(40) nature for receiving that training. It is indeed humiliating when one realizes that only half of the children in the public schools of Chicago receive this minimum. Those who leave school with less than this minimum enter the industries under the handicap of an insufficient school training. The first two years out of school for those who leave at fourteen are at present largely wasted, both to the child and to the industries - to the child because he finds little or no opportunity for training or advancement in the industries, because he receives little or no general training of a beneficial kind and may be subject to much harmful influence incident to idleness and shifting occupation; to the industries because children are not prepared to take positions as trained workers when they are old enough to do skilled work. But these years could be made of great value for school training along vocational lines, and there are good reasons for believing that many children who now leave school at fourteen could be retained in school by such training.
To the school is thus presented the opportunity to extend its influence over a portion of the community not hitherto reached. By appealing to the vocational motive, the school may provide that training in skill which the industries themselves no longer adequately provide, and it may at the same time continue the general education of the children on the academic side by quickening their intelligence and interest in the active life they are to enter.
Whatever may be the cause, the fact remains that large numbers of children leave school at various points in the course. The school can hardly be considered as doing its lull duty, as a social institution, unless it provides for each pupil, before he leaves school, that training which best fits him for the life he is to enter. The conditions and needs of the life he is to enter must be studied by the school, and a curriculum should be provided which does not assume that all pupils will take the complete course and go on through college, but which offers at various appropriate points finishing courses which prepare definitely for a life career.
It should be clear, from the statistics given, that the greatest need for such finishing courses, and for vocational courses to hold pupils in school, is in the intermediate grades, for the years twelve to sixteen. Technical education in the high school is, of course, important, but it does not reach the large number of children who never
(41) enter the high school, but who enter the industries under the handicap of an insufficient school training. It is much more important that all children should receive the equivalent of an eighth grade training than that a few more than at present should enter the high school.
Industrial training of an introductory or rudimentary kind should begin at the age of twelve or thirteen, in whatever grades the children of that age may be found, in order to reach them before they have an opportunity to leave school. Such industrial courses, from two to four years in length, should serve as finishing courses for those who must enter the industries at an early age.
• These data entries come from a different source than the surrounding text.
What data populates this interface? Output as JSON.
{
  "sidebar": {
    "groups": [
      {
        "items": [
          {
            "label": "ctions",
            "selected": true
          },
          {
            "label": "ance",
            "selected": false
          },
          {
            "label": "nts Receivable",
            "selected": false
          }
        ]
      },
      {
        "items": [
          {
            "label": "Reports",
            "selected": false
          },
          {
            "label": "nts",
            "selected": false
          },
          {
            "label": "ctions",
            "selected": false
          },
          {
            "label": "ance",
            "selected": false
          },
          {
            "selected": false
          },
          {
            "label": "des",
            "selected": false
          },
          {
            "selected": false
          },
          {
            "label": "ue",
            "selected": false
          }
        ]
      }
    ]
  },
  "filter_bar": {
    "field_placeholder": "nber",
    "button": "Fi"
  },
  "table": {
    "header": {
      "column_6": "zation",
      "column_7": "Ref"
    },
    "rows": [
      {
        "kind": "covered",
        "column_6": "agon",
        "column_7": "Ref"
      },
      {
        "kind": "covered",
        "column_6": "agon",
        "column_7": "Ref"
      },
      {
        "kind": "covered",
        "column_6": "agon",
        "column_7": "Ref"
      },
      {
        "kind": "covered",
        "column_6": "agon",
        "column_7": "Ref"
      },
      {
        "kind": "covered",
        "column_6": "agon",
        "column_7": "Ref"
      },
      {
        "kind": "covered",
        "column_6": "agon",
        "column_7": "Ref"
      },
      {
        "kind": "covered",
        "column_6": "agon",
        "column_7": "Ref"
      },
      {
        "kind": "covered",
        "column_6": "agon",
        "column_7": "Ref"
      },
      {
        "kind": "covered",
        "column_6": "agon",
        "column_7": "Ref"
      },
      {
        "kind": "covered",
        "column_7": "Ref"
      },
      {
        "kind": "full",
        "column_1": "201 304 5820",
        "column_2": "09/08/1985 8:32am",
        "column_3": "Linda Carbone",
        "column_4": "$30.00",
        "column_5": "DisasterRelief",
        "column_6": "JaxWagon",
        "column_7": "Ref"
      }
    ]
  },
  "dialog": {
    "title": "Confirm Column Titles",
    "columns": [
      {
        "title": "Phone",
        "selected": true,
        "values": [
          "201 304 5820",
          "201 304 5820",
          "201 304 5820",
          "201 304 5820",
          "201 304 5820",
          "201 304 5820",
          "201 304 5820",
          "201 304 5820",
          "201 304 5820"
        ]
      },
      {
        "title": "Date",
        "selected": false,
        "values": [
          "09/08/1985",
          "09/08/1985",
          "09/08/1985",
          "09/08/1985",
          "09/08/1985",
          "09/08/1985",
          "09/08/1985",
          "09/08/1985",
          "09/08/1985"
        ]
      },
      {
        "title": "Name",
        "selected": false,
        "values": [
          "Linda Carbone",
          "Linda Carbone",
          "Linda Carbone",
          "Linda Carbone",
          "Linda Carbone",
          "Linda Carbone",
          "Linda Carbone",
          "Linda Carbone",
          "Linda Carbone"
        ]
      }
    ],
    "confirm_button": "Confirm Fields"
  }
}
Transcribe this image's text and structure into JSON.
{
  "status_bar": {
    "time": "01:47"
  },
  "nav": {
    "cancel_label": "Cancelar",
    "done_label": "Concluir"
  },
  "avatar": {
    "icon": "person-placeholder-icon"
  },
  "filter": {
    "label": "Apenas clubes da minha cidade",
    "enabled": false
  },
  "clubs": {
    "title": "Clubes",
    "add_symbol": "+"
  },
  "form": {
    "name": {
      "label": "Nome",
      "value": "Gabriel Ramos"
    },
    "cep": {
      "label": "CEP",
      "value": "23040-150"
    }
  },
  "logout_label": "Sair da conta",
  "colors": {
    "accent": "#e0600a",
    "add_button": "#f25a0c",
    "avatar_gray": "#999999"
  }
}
It is the distinctive opportunity of the high school, and therefore its duty, to take advantage of the superior academic attainments of its pupils by training mainly for positions above that of the actual mechanic, for the directive positions in the industries. Such technical courses in the high school, if they are true finishing courses preparing definitely for a life career after high school, should be of service in retaining in the high school many pupils who now leave before completing the course. On the lower academic levels the industrial courses should provide for the actual mechanic of the future the training in skill which is needed in the industries, and should give as much of the technical instruction in applied science, mathematics, knowledge of materials, etc., as the academic attainments of the pupils will permit. Such elementary courses should give that all-around training in skill which is not generally obtainable in the industries, and should endeavor to develop such a degree of industrial intelligence and adaptability as will make rapid advancement possible after work is begun.